__MATERIAL FOR THIS EXERCISE__
++++++

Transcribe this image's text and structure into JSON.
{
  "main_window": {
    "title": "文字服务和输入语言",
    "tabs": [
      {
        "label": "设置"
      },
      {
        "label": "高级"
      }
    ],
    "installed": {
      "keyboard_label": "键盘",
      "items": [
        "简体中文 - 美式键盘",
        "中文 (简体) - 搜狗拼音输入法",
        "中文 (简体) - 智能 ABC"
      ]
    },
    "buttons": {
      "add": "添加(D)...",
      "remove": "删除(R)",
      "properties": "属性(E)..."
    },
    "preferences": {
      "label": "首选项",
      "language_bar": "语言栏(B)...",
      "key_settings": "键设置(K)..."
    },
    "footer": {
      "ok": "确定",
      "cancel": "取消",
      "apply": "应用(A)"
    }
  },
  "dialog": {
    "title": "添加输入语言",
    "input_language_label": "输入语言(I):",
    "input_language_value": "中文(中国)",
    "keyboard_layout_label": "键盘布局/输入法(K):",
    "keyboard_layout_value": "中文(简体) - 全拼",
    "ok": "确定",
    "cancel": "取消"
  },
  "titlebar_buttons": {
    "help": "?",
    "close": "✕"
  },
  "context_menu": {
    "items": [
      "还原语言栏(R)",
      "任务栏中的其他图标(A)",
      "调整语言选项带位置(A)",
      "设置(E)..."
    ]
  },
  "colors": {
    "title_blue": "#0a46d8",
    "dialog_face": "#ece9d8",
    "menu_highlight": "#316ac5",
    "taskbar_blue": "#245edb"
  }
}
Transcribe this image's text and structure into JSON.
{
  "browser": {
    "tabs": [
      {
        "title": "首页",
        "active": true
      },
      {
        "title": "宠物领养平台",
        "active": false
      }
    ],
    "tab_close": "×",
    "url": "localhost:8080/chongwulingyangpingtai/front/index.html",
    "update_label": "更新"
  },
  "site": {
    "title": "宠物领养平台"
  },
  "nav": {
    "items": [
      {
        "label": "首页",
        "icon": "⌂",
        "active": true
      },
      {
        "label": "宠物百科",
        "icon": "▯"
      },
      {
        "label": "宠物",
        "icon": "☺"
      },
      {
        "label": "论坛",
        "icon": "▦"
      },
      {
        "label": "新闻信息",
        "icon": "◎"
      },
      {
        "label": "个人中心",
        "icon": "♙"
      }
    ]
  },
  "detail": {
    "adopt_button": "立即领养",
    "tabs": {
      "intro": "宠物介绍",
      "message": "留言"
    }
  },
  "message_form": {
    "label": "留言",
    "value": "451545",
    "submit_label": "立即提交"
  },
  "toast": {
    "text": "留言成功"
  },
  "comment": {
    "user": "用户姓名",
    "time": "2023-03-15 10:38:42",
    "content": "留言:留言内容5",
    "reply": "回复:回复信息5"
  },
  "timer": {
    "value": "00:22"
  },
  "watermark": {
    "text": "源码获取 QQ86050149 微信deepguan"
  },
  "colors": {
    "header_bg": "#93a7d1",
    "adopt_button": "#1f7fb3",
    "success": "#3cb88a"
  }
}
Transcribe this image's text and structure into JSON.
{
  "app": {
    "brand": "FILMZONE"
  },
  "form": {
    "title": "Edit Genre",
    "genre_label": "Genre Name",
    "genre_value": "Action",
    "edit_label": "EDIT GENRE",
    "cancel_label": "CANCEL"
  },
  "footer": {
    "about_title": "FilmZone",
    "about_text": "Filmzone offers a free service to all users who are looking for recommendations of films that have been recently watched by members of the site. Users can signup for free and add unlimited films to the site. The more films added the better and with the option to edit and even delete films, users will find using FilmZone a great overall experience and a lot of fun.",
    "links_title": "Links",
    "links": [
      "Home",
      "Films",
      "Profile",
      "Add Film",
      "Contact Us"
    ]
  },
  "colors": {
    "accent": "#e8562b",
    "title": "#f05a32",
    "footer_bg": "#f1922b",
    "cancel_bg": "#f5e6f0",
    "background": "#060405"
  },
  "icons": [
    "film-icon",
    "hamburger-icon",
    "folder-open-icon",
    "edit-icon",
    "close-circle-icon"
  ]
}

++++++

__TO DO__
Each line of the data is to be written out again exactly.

__RESPONSE TO THE TASK__
Transcribe this image's text and structure into JSON.
{
  "main_window": {
    "title": "文字服务和输入语言",
    "tabs": [
      {
        "label": "设置"
      },
      {
        "label": "高级"
      }
    ],
    "installed": {
      "keyboard_label": "键盘",
      "items": [
        "简体中文 - 美式键盘",
        "中文 (简体) - 搜狗拼音输入法",
        "中文 (简体) - 智能 ABC"
      ]
    },
    "buttons": {
      "add": "添加(D)...",
      "remove": "删除(R)",
      "properties": "属性(E)..."
    },
    "preferences": {
      "label": "首选项",
      "language_bar": "语言栏(B)...",
      "key_settings": "键设置(K)..."
    },
    "footer": {
      "ok": "确定",
      "cancel": "取消",
      "apply": "应用(A)"
    }
  },
  "dialog": {
    "title": "添加输入语言",
    "input_language_label": "输入语言(I):",
    "input_language_value": "中文(中国)",
    "keyboard_layout_label": "键盘布局/输入法(K):",
    "keyboard_layout_value": "中文(简体) - 全拼",
    "ok": "确定",
    "cancel": "取消"
  },
  "titlebar_buttons": {
    "help": "?",
    "close": "✕"
  },
  "context_menu": {
    "items": [
      "还原语言栏(R)",
      "任务栏中的其他图标(A)",
      "调整语言选项带位置(A)",
      "设置(E)..."
    ]
  },
  "colors": {
    "title_blue": "#0a46d8",
    "dialog_face": "#ece9d8",
    "menu_highlight": "#316ac5",
    "taskbar_blue": "#245edb"
  }
}
Transcribe this image's text and structure into JSON.
{
  "browser": {
    "tabs": [
      {
        "title": "首页",
        "active": true
      },
      {
        "title": "宠物领养平台",
        "active": false
      }
    ],
    "tab_close": "×",
    "url": "localhost:8080/chongwulingyangpingtai/front/index.html",
    "update_label": "更新"
  },
  "site": {
    "title": "宠物领养平台"
  },
  "nav": {
    "items": [
      {
        "label": "首页",
        "icon": "⌂",
        "active": true
      },
      {
        "label": "宠物百科",
        "icon": "▯"
      },
      {
        "label": "宠物",
        "icon": "☺"
      },
      {
        "label": "论坛",
        "icon": "▦"
      },
      {
        "label": "新闻信息",
        "icon": "◎"
      },
      {
        "label": "个人中心",
        "icon": "♙"
      }
    ]
  },
  "detail": {
    "adopt_button": "立即领养",
    "tabs": {
      "intro": "宠物介绍",
      "message": "留言"
    }
  },
  "message_form": {
    "label": "留言",
    "value": "451545",
    "submit_label": "立即提交"
  },
  "toast": {
    "text": "留言成功"
  },
  "comment": {
    "user": "用户姓名",
    "time": "2023-03-15 10:38:42",
    "content": "留言:留言内容5",
    "reply": "回复:回复信息5"
  },
  "timer": {
    "value": "00:22"
  },
  "watermark": {
    "text": "源码获取 QQ86050149 微信deepguan"
  },
  "colors": {
    "header_bg": "#93a7d1",
    "adopt_button": "#1f7fb3",
    "success": "#3cb88a"
  }
}
Transcribe this image's text and structure into JSON.
{
  "app": {
    "brand": "FILMZONE"
  },
  "form": {
    "title": "Edit Genre",
    "genre_label": "Genre Name",
    "genre_value": "Action",
    "edit_label": "EDIT GENRE",
    "cancel_label": "CANCEL"
  },
  "footer": {
    "about_title": "FilmZone",
    "about_text": "Filmzone offers a free service to all users who are looking for recommendations of films that have been recently watched by members of the site. Users can signup for free and add unlimited films to the site. The more films added the better and with the option to edit and even delete films, users will find using FilmZone a great overall experience and a lot of fun.",
    "links_title": "Links",
    "links": [
      "Home",
      "Films",
      "Profile",
      "Add Film",
      "Contact Us"
    ]
  },
  "colors": {
    "accent": "#e8562b",
    "title": "#f05a32",
    "footer_bg": "#f1922b",
    "cancel_bg": "#f5e6f0",
    "background": "#060405"
  },
  "icons": [
    "film-icon",
    "hamburger-icon",
    "folder-open-icon",
    "edit-icon",
    "close-circle-icon"
  ]
}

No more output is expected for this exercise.